Commenting on the future development of educational toys, Mr Ivan Ting, Chairman of the Hong Kong Toys Council said: “Education is very important in China and across the world so I think toys that help children learn such as science-based toys and building sets will become more popular in the future.”

Visitors were also pleased to see a wide range of educational toys featured at Toy & Edu China. Mr Xin Wang, General Manager of Star Home Shopping highlighted: “I am here to source educational toys and I’m particularly impressed with the offerings from Hape and Qisehua. Amid the pandemic, the demand for educational toys has increased rapidly as children have to attend online classes, and brands are focussing on toys that aid their learning process.”

Further in-depth analysis of the trends and insights about the Chinese market can be accessed here:

The e-commerce growth momentum and how the fairs help

The analysis from the NPD Group also shows the boom in toy e-commerce sales, which was already growing before the pandemic but is increasing even more now.
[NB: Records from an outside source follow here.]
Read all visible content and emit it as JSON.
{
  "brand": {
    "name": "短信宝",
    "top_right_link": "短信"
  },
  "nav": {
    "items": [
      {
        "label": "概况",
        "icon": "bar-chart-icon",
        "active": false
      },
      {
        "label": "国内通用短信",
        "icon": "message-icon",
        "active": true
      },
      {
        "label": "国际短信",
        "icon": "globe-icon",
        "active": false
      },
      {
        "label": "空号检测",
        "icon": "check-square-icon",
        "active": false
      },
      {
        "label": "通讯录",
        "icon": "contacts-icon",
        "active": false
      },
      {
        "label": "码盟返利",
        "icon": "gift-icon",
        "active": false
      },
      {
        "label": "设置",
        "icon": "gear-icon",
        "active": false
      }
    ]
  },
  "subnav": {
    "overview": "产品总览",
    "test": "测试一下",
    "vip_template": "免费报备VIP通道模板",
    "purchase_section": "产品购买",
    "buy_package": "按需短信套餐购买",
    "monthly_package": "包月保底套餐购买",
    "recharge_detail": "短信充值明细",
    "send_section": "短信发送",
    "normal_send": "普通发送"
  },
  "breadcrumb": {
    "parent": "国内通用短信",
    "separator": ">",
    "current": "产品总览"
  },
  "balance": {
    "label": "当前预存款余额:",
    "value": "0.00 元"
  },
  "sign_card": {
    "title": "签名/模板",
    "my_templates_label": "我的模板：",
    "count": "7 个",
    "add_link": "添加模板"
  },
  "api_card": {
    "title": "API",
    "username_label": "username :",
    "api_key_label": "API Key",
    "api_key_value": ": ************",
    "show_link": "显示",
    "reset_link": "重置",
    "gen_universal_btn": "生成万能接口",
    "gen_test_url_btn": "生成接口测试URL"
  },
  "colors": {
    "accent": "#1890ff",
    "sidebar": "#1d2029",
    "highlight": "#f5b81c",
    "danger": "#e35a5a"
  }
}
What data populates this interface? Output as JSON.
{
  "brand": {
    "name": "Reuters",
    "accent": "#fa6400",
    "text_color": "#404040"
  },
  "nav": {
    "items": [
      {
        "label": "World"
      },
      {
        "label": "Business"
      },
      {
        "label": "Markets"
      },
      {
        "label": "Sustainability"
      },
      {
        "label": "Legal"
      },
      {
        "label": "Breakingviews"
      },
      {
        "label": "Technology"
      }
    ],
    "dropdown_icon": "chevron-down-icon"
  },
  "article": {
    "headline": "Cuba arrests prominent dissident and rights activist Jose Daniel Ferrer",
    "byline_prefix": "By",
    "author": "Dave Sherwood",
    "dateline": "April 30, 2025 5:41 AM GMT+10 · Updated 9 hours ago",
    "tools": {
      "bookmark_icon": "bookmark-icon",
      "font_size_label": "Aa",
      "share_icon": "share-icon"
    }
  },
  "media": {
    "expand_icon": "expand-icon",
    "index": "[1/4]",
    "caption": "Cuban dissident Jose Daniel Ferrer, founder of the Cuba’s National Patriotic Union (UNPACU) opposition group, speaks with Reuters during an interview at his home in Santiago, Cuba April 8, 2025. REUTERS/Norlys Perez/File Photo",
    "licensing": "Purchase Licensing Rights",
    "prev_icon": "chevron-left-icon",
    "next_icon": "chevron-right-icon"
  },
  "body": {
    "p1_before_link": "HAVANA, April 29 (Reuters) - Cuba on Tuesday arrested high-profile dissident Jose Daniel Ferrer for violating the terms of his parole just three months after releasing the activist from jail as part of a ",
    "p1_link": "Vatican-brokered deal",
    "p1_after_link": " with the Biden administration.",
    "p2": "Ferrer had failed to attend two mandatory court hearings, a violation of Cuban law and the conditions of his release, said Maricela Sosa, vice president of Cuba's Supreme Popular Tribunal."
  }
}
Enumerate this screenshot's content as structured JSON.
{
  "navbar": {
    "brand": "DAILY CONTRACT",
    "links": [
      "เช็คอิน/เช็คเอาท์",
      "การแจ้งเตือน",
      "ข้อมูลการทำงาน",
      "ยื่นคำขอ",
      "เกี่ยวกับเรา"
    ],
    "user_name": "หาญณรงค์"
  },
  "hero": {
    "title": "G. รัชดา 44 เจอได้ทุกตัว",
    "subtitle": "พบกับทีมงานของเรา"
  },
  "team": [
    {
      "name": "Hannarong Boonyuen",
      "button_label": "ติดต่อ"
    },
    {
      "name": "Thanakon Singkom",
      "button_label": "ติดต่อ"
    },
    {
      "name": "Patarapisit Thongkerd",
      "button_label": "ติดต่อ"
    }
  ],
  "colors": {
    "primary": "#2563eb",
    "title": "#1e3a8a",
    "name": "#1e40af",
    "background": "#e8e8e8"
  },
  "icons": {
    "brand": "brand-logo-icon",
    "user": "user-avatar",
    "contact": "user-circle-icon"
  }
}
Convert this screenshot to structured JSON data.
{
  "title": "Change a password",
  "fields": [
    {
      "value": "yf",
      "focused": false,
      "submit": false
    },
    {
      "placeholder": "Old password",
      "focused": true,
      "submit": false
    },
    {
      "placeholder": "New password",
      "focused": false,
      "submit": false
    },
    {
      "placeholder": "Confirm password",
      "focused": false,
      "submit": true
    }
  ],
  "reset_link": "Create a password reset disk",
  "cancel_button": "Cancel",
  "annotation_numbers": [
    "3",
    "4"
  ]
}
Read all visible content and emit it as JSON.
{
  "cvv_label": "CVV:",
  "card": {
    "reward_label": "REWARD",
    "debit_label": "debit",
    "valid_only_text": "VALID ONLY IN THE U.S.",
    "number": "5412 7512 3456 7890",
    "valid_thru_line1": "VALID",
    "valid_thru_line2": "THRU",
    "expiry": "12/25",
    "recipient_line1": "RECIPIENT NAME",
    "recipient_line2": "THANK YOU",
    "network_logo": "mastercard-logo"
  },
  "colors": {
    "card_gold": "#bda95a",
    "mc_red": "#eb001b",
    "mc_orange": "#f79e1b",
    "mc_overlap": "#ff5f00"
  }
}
In January 2021, sales were up 33% compared to the same month last year. The growth of online shopping opens up opportunities for international brands to establish their presence in the local market of China. In particular, exhibitors will benefit from the location of the fairs in Shenzhen as many large scale and well-known e-commerce platforms have already set up their offices in the city and neighbouring areas and have visited the fair in the past, including Amazon, eBay, Alibaba, and more.

The 2021 editions of Toy & Edu China, Baby & Stroller China and Licensing China welcomed 1,413 exhibitors from 13 countries and regions whilst 82,481 visitors attended, proving the fairs as a trusted platform to tap into the thriving domestic demand in the Chinese market.

Toy & Edu China, Baby & Stroller China and Licensing China are organised by Guangdong Toy Association, Guangzhou Li Tong Messe Frankfurt Co Ltd and Messe Frankfurt (HK) Ltd.

For more information, please visit:
• Toy & Edu China
• Baby & Stroller China
• Licensing China

Press Contact
Karen Lau
Tel. +852 2230 9235